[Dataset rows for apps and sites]
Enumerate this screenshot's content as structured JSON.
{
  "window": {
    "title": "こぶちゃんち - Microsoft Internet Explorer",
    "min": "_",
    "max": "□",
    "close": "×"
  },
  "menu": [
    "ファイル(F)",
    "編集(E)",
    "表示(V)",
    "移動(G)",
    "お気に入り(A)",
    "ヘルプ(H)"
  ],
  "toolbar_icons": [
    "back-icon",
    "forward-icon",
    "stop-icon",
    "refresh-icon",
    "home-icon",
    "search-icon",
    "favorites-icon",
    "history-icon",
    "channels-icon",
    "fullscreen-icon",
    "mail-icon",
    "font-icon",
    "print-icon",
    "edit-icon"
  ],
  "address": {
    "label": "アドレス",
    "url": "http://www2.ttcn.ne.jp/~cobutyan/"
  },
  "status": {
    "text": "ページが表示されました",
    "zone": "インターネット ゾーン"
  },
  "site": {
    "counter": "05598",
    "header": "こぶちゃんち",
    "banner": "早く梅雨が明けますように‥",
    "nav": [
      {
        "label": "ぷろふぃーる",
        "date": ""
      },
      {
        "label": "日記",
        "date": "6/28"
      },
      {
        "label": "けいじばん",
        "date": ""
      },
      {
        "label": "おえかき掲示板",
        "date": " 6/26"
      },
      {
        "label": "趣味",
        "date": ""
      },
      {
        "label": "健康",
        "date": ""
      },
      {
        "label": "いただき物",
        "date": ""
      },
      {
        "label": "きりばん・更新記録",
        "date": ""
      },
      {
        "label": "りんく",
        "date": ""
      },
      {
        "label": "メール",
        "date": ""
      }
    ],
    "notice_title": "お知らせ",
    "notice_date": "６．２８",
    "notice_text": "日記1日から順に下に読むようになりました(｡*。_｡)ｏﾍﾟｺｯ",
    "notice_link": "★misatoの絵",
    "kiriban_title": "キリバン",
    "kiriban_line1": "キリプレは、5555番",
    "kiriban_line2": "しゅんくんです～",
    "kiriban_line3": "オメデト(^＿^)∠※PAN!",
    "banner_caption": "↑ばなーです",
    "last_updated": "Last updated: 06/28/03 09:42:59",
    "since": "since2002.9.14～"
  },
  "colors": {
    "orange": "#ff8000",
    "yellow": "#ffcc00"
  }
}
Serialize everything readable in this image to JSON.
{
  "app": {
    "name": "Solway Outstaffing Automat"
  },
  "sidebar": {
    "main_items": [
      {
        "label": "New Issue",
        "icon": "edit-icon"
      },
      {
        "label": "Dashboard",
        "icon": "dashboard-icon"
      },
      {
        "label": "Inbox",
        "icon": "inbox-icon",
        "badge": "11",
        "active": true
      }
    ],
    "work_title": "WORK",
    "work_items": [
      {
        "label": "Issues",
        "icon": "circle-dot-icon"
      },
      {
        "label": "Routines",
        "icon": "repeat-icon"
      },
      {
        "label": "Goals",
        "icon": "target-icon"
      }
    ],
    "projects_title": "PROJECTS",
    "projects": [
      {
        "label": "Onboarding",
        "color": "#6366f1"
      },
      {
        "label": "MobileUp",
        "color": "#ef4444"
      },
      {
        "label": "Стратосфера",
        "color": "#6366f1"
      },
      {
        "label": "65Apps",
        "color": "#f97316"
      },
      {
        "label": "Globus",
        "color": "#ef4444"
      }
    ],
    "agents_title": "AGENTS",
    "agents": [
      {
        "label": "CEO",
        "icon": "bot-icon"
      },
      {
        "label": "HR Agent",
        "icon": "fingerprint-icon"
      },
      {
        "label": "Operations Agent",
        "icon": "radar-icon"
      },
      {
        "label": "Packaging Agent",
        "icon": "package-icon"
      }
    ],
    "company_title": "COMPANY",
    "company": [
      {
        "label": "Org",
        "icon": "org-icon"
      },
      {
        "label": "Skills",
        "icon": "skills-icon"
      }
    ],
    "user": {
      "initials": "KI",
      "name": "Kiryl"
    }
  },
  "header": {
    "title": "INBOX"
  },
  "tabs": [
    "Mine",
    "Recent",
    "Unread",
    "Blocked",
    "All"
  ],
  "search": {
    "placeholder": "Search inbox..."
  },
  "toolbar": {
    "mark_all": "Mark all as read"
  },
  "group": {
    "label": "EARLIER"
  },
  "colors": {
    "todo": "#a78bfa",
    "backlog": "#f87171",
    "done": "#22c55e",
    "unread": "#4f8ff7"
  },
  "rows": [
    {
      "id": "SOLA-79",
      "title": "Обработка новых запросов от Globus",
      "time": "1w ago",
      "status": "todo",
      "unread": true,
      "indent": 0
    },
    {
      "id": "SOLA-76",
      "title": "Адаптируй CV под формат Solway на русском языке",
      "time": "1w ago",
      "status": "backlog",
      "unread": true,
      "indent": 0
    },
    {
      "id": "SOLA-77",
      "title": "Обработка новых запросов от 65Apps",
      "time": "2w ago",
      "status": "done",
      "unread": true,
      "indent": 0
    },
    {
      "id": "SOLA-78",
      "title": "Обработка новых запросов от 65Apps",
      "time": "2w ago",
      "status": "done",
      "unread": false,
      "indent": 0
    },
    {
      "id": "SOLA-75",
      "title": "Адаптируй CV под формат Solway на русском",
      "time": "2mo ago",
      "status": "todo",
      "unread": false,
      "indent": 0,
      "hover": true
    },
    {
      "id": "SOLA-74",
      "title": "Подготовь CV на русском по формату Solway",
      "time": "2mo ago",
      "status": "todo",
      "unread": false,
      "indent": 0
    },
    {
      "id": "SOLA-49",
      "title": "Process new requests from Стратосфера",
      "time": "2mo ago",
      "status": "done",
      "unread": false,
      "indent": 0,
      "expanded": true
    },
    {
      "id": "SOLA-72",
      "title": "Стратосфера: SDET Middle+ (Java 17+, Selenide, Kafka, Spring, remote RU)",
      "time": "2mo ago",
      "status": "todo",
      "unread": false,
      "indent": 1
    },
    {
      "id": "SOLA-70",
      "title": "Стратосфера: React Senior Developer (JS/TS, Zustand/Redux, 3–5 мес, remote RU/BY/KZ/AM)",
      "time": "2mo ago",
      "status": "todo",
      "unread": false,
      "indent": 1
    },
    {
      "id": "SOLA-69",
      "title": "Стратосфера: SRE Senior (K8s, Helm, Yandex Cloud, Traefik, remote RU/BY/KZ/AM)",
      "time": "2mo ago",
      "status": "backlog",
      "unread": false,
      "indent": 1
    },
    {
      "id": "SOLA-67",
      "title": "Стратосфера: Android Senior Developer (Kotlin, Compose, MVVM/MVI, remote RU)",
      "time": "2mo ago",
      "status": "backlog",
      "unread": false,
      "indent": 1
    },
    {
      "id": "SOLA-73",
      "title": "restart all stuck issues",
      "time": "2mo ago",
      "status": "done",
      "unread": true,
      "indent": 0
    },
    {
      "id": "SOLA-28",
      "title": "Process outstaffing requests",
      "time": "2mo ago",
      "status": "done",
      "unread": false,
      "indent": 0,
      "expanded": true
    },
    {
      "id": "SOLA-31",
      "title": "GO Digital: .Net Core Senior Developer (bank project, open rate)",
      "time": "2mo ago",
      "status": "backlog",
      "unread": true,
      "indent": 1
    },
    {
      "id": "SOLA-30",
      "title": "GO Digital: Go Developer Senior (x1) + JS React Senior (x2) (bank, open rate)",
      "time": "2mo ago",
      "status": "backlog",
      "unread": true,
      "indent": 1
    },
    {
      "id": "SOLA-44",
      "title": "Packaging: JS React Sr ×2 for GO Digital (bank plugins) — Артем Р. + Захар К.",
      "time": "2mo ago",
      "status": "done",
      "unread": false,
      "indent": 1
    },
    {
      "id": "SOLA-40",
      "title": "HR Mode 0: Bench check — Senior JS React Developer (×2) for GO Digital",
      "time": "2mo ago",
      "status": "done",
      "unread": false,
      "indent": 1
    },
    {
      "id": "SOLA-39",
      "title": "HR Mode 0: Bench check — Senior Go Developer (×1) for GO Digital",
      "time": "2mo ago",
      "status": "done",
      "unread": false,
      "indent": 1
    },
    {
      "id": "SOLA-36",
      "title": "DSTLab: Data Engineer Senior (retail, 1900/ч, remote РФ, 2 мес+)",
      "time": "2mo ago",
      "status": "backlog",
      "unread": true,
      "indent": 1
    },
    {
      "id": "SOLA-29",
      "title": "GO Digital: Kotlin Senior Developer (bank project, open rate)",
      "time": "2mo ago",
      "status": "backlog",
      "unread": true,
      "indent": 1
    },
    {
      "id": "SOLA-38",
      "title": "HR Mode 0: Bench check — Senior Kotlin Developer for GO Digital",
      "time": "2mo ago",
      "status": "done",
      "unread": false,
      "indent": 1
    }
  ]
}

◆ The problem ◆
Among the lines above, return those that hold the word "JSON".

◆ Written answer ◆
Enumerate this screenshot's content as structured JSON.
Serialize everything readable in this image to JSON.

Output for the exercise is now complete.